The introduction of the euro has rekindled the discussion about the merits of international diversification, in which the question of currency risks plays a central role. Does it in principle make sense to enter into a currency risk, and will this risk be rewarded with higher returns? There are two schools of thought. Some emphasise the benefits of diversifying into foreign investments while others claim compensation for assuming a currency risk is not worth the exposure. As it happens, currency hedging is definitely worth considering when investing in bonds, but is often not justified in the case of equities.
Currency risk can have a substantial impact on the portfolio’s total risk exposure. For example, an investment in bonds denominated in Swiss francs presents a risk of 3.3%, while one in foreign bonds carries considerably more. Since January 1985, foreign currency investments have carried a risk ranging from 5.6 (Germany) to 13.1 (US).
It’s not surprising that between 60% (Germany) and 80% (US) of the risk associated with foreign-denominated investments is due to exchange rate fluctuations. This percentage is slightly lower for equities – between 10% (Germany) and 40% (US). Even so, investors have to be compensated sufficiently to accept such risks and it is precisely this aspect that is thrown into question as foreign-currency investments are a zero-sum game. If two investors from different countries invest in the other’s currency, they are exposed to similar risks. However, the returns may differ substantially – once one investor makes a currency-related gain, so the other faces a loss. As far as investors are concerned, therefore, currency fluctuations present an unsystematic risk that the market doesn’t compensate.
The logical conclusion is initially simple and clear-cut: where foreign investments are concerned, every currency risk must be eliminated by hedging. But it’s not quite so simple as the situation is different for equities and bonds. A share amounts to a participation in the assets of a business. A company is exposed to currency risk (among other risks).
Results of the empirical analysis
1. In international equity investments, the diversification effect dominates the currency risk.
2. In the case of equity investments, currency hedging only slightly reduces the portfolio risk and is therefore not recommended.
3. With bonds denominated in foreign currencies, the diversification effect may not be enough to compensate for the dominant effect of foreign currency fluctuations.
The foreign currency risk associated with equities therefore depends neither on the local currency of the stock market where the shares are traded, nor on the currency of the country where the company is domiciled. The economic characteristics of the company are far more important. This makes currency hedging for equities an extremely difficult undertaking, since the purchase of a US stock not only requires hedging in US dollars but in a number of different currencies, depending on the company’s activities.

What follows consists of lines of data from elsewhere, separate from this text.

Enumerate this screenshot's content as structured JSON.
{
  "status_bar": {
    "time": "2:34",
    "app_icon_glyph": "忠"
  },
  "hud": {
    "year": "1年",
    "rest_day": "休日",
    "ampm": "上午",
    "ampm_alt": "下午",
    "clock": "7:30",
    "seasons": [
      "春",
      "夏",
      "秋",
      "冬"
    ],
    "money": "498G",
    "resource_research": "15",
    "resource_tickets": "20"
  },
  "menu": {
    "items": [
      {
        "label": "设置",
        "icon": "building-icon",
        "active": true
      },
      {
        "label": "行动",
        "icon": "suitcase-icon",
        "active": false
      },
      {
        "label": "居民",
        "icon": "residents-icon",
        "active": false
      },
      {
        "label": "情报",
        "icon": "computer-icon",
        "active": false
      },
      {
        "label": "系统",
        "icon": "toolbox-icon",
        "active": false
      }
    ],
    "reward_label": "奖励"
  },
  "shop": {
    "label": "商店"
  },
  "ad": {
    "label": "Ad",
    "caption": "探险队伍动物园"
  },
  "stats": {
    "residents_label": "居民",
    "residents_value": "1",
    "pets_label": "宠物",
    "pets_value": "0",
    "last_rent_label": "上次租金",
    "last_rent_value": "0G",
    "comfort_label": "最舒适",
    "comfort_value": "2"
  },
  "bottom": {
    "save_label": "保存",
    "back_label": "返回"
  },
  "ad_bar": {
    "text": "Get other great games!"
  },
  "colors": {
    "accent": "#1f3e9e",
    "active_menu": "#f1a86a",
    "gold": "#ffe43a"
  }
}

In fact, the currency risk only represents a small proportion of the overall risk associated with equities and can be compensated for with effective diversification. Investing outside national borders has two conflicting consequences for dividend-bearing securities: it increases currency risks while potentially reducing overall risk. This is confirmed in the findings of the graph. An internationally diversified portfolio (Global) presents, from a Swiss franc perspective, a lower risk than investments in the home market. A portfolio with currency hedging (Global Hedge) reduces overall risk marginally. This simple illustration shows diversification and not currency hedging is the most important factor for investing in international equities.
The characteristics of face-value investments are that future receivables are fixed in the form of a nominal amount. This means future payments depend on interest rate movements. Bonds denominated in foreign currencies therefore have a currency exposure equivalent to the investment volume in the local currency. In other words, the value of the bonds depends on currency movements.

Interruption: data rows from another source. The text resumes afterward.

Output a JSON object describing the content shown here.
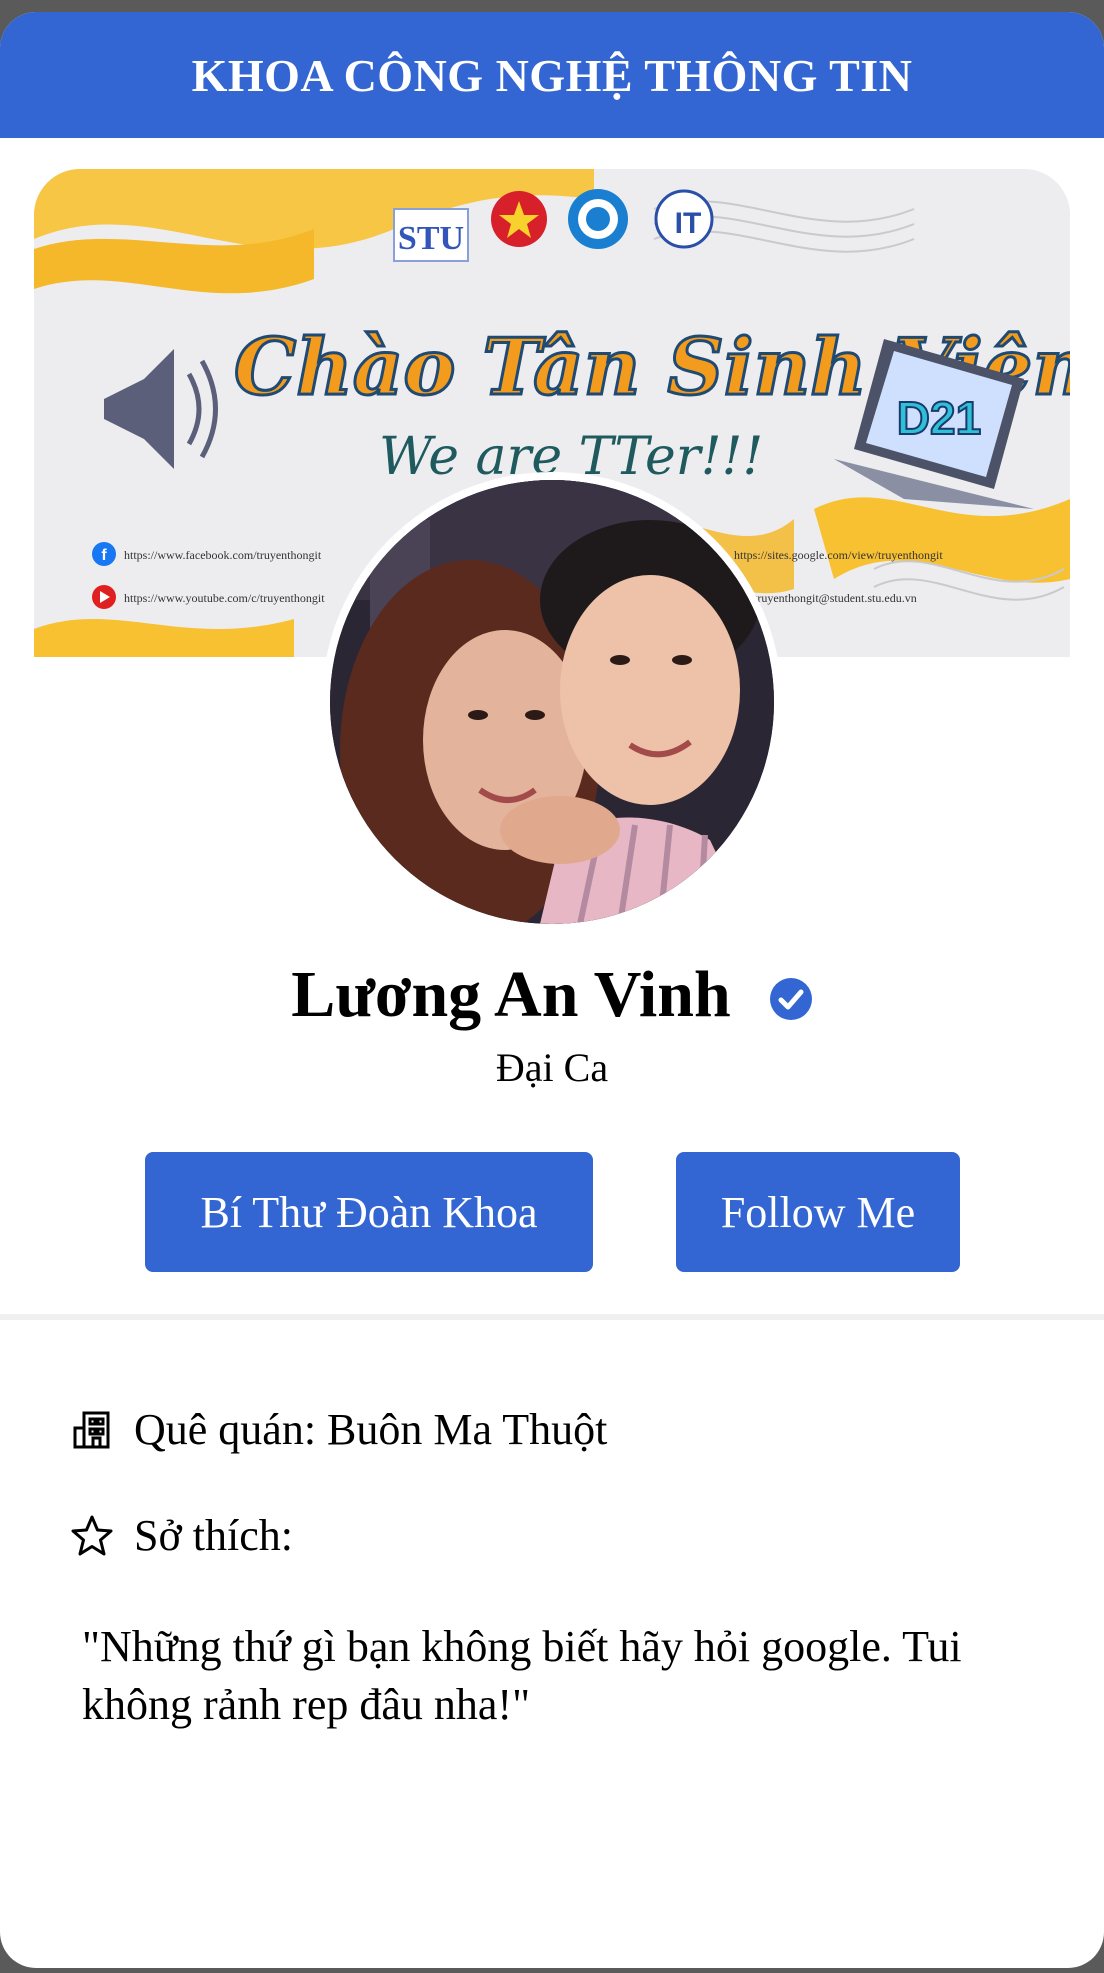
{
  "header": {
    "title": "KHOA CÔNG NGHỆ THÔNG TIN"
  },
  "banner": {
    "logos": [
      "STU",
      "IT"
    ],
    "headline": "Chào Tân Sinh Viên",
    "subline": "We are TTer!!!",
    "badge": "D21",
    "links": {
      "facebook": "https://www.facebook.com/truyenthongit",
      "youtube": "https://www.youtube.com/c/truyenthongit",
      "sites": "https://sites.google.com/view/truyenthongit",
      "email": "truyenthongit@student.stu.edu.vn"
    }
  },
  "profile": {
    "name": "Lương An Vinh",
    "role": "Đại Ca",
    "verified": true
  },
  "buttons": {
    "role_label": "Bí Thư Đoàn Khoa",
    "follow_label": "Follow Me"
  },
  "info": {
    "hometown": "Quê quán: Buôn Ma Thuột",
    "hobby": "Sở thích:",
    "quote": "\"Những thứ gì bạn không biết hãy hỏi google. Tui không rảnh rep đâu nha!\""
  },
  "icons": {
    "hometown": "building-icon",
    "hobby": "star-icon",
    "verified": "verified-check-icon"
  },
  "colors": {
    "accent": "#3366d2",
    "verified": "#3366d2"
  }
}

Compared with equities, foreign currency bonds expose the portfolio to higher risks. Nevertheless, the effect of diversifying has to be considered here as well. Because of the different interest rate trends, diversification in bond markets helps reduce portfolio risk, though not enough to compensate for the additional currency risks.
Compared with individual bond markets, a broadly diversified portfolio (Global) has more attractive risk properties. The risk reduction is too small, however, to offer an acceptable alternative to investments in the home market. For the portfolio with currency hedging (Global Hedge) the situation is different and the risks are barely more than those for Swiss franc bonds. The obvious conclusion is that currency hedging is most important for fixed-income securities.

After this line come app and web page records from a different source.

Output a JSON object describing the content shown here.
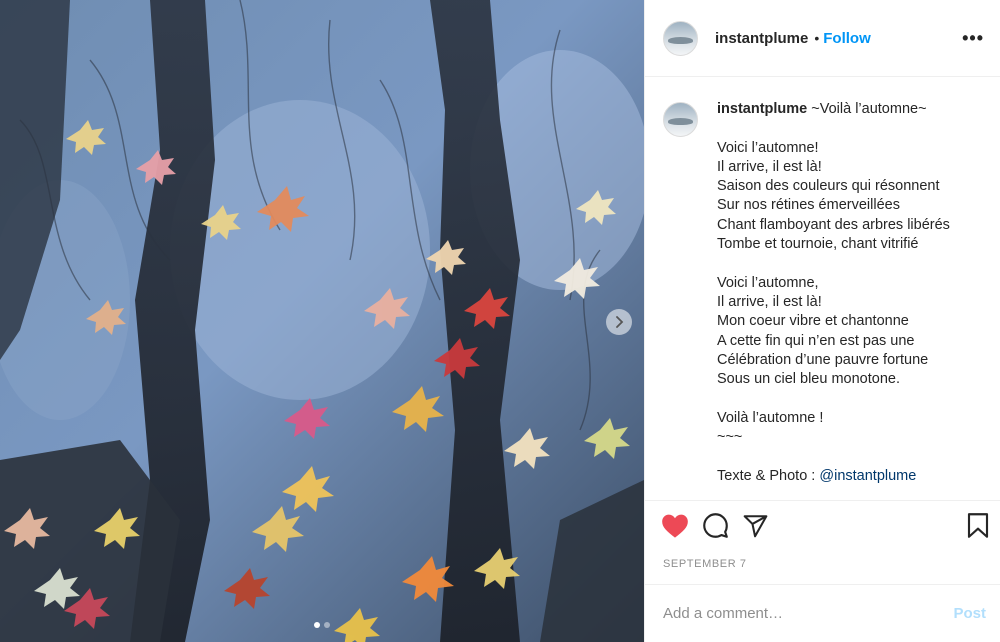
{
  "header": {
    "username": "instantplume",
    "separator": "•",
    "follow_label": "Follow",
    "more_label": "•••"
  },
  "caption": {
    "username": "instantplume",
    "title": "~Voilà l’automne~",
    "lines": [
      "Voici l’automne!",
      "Il arrive, il est là!",
      "Saison des couleurs qui résonnent",
      "Sur nos rétines émerveillées",
      "Chant flamboyant des arbres libérés",
      "Tombe et tournoie, chant vitrifié",
      "",
      "Voici l’automne,",
      "Il arrive, il est là!",
      "Mon coeur vibre et chantonne",
      "A cette fin qui n’en est pas une",
      "Célébration d’une pauvre fortune",
      "Sous un ciel bleu monotone.",
      "",
      "Voilà l’automne !",
      "~~~",
      ""
    ],
    "credit_prefix": "Texte & Photo : ",
    "credit_mention": "@instantplume"
  },
  "actions": {
    "like_icon": "heart-filled-icon",
    "comment_icon": "comment-bubble-icon",
    "share_icon": "paper-plane-icon",
    "save_icon": "bookmark-icon",
    "like_color": "#ed4956"
  },
  "date": "SEPTEMBER 7",
  "comment": {
    "placeholder": "Add a comment…",
    "post_label": "Post"
  },
  "media": {
    "next_icon": "chevron-right-icon",
    "carousel_dots": 2,
    "active_dot": 0
  },
  "colors": {
    "accent": "#0095f6",
    "mention": "#00376b",
    "muted": "#8e8e8e",
    "post_disabled": "#b2dffc"
  }
}
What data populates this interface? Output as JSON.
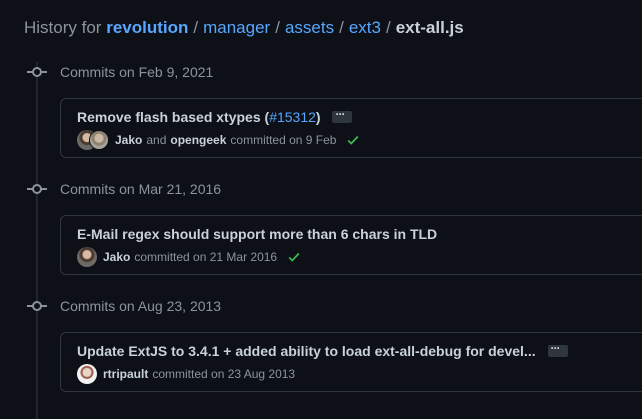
{
  "breadcrumb": {
    "prefix": "History for",
    "repo": "revolution",
    "segments": [
      "manager",
      "assets",
      "ext3"
    ],
    "separator": "/",
    "file": "ext-all.js"
  },
  "groups": [
    {
      "date_label": "Commits on Feb 9, 2021",
      "commit": {
        "title_text": "Remove flash based xtypes (",
        "pr_number": "#15312",
        "title_suffix": ")",
        "authors": [
          "Jako",
          "opengeek"
        ],
        "and_word": "and",
        "committed_text": "committed on 9 Feb",
        "status": "success"
      }
    },
    {
      "date_label": "Commits on Mar 21, 2016",
      "commit": {
        "title_text": "E-Mail regex should support more than 6 chars in TLD",
        "authors": [
          "Jako"
        ],
        "committed_text": "committed on 21 Mar 2016",
        "status": "success"
      }
    },
    {
      "date_label": "Commits on Aug 23, 2013",
      "commit": {
        "title_text": "Update ExtJS to 3.4.1 + added ability to load ext-all-debug for devel...",
        "authors": [
          "rtripault"
        ],
        "committed_text": "committed on 23 Aug 2013"
      }
    }
  ],
  "colors": {
    "background": "#0d1117",
    "link": "#58a6ff",
    "success": "#3fb950",
    "muted": "#8b949e"
  }
}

One of the aims of a single currency was to eliminate exchange rate fluctuations within the Euro-zone. In addition, bond investors are able to benefit from an enormous market, high liquidity and more credit ratings. On the other hand, this means the credit risk and its control will assume more importance in future. The effects are less obvious for equities, as the currency risk impacts primarily on a company’s profits. Even so, the overall trend is towards a benign effect here as well, since most of the production and sales are conducted within the eurozone.
Thomas Häfliger, Daniel Hannemann and Daniel Wydler are at Pictet Asset Management in Geneva